Repeat every record exactly as written.

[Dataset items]
════════════════

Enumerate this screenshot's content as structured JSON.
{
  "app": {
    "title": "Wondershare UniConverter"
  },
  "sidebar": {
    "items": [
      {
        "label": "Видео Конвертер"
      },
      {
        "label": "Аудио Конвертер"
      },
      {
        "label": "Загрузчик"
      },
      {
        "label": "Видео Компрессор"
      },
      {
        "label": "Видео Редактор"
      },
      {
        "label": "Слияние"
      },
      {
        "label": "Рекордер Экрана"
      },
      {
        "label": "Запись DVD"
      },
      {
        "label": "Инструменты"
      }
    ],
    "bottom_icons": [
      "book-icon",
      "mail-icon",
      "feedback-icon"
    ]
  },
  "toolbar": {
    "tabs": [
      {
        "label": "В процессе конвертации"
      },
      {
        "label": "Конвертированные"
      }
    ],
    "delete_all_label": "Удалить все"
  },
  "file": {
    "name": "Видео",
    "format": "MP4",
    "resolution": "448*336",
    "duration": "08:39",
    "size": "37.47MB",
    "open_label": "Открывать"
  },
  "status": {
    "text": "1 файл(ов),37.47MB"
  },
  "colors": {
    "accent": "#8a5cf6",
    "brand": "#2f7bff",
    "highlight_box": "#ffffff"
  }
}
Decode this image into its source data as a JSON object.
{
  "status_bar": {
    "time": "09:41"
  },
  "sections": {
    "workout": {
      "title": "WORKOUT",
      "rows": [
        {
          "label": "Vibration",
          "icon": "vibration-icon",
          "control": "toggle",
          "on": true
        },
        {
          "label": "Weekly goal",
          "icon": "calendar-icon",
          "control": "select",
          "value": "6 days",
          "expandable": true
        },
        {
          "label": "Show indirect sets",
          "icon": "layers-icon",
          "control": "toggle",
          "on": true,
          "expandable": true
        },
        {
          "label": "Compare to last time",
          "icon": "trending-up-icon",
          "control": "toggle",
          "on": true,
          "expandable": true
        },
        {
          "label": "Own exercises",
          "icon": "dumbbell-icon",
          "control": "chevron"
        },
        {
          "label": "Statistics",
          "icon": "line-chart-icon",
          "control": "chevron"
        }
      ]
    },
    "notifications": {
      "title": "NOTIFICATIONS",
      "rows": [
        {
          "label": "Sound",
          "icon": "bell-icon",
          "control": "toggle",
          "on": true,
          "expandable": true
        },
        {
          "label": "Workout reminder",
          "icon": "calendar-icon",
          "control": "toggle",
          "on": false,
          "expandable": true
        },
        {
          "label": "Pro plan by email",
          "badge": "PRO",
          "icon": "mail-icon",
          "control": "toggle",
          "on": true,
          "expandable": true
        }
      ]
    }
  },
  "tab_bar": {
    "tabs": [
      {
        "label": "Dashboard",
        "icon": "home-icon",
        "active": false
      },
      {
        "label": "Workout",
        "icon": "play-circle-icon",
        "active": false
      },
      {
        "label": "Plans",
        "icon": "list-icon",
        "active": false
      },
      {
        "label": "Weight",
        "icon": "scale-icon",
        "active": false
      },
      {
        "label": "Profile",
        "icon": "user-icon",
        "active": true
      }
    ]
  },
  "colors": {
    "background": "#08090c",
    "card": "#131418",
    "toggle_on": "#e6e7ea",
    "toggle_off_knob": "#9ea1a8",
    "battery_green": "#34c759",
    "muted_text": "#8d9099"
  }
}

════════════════

ANSWER SPACE ▸
Enumerate this screenshot's content as structured JSON.
{
  "app": {
    "title": "Wondershare UniConverter"
  },
  "sidebar": {
    "items": [
      {
        "label": "Видео Конвертер"
      },
      {
        "label": "Аудио Конвертер"
      },
      {
        "label": "Загрузчик"
      },
      {
        "label": "Видео Компрессор"
      },
      {
        "label": "Видео Редактор"
      },
      {
        "label": "Слияние"
      },
      {
        "label": "Рекордер Экрана"
      },
      {
        "label": "Запись DVD"
      },
      {
        "label": "Инструменты"
      }
    ],
    "bottom_icons": [
      "book-icon",
      "mail-icon",
      "feedback-icon"
    ]
  },
  "toolbar": {
    "tabs": [
      {
        "label": "В процессе конвертации"
      },
      {
        "label": "Конвертированные"
      }
    ],
    "delete_all_label": "Удалить все"
  },
  "file": {
    "name": "Видео",
    "format": "MP4",
    "resolution": "448*336",
    "duration": "08:39",
    "size": "37.47MB",
    "open_label": "Открывать"
  },
  "status": {
    "text": "1 файл(ов),37.47MB"
  },
  "colors": {
    "accent": "#8a5cf6",
    "brand": "#2f7bff",
    "highlight_box": "#ffffff"
  }
}
Decode this image into its source data as a JSON object.
{
  "status_bar": {
    "time": "09:41"
  },
  "sections": {
    "workout": {
      "title": "WORKOUT",
      "rows": [
        {
          "label": "Vibration",
          "icon": "vibration-icon",
          "control": "toggle",
          "on": true
        },
        {
          "label": "Weekly goal",
          "icon": "calendar-icon",
          "control": "select",
          "value": "6 days",
          "expandable": true
        },
        {
          "label": "Show indirect sets",
          "icon": "layers-icon",
          "control": "toggle",
          "on": true,
          "expandable": true
        },
        {
          "label": "Compare to last time",
          "icon": "trending-up-icon",
          "control": "toggle",
          "on": true,
          "expandable": true
        },
        {
          "label": "Own exercises",
          "icon": "dumbbell-icon",
          "control": "chevron"
        },
        {
          "label": "Statistics",
          "icon": "line-chart-icon",
          "control": "chevron"
        }
      ]
    },
    "notifications": {
      "title": "NOTIFICATIONS",
      "rows": [
        {
          "label": "Sound",
          "icon": "bell-icon",
          "control": "toggle",
          "on": true,
          "expandable": true
        },
        {
          "label": "Workout reminder",
          "icon": "calendar-icon",
          "control": "toggle",
          "on": false,
          "expandable": true
        },
        {
          "label": "Pro plan by email",
          "badge": "PRO",
          "icon": "mail-icon",
          "control": "toggle",
          "on": true,
          "expandable": true
        }
      ]
    }
  },
  "tab_bar": {
    "tabs": [
      {
        "label": "Dashboard",
        "icon": "home-icon",
        "active": false
      },
      {
        "label": "Workout",
        "icon": "play-circle-icon",
        "active": false
      },
      {
        "label": "Plans",
        "icon": "list-icon",
        "active": false
      },
      {
        "label": "Weight",
        "icon": "scale-icon",
        "active": false
      },
      {
        "label": "Profile",
        "icon": "user-icon",
        "active": true
      }
    ]
  },
  "colors": {
    "background": "#08090c",
    "card": "#131418",
    "toggle_on": "#e6e7ea",
    "toggle_off_knob": "#9ea1a8",
    "battery_green": "#34c759",
    "muted_text": "#8d9099"
  }
}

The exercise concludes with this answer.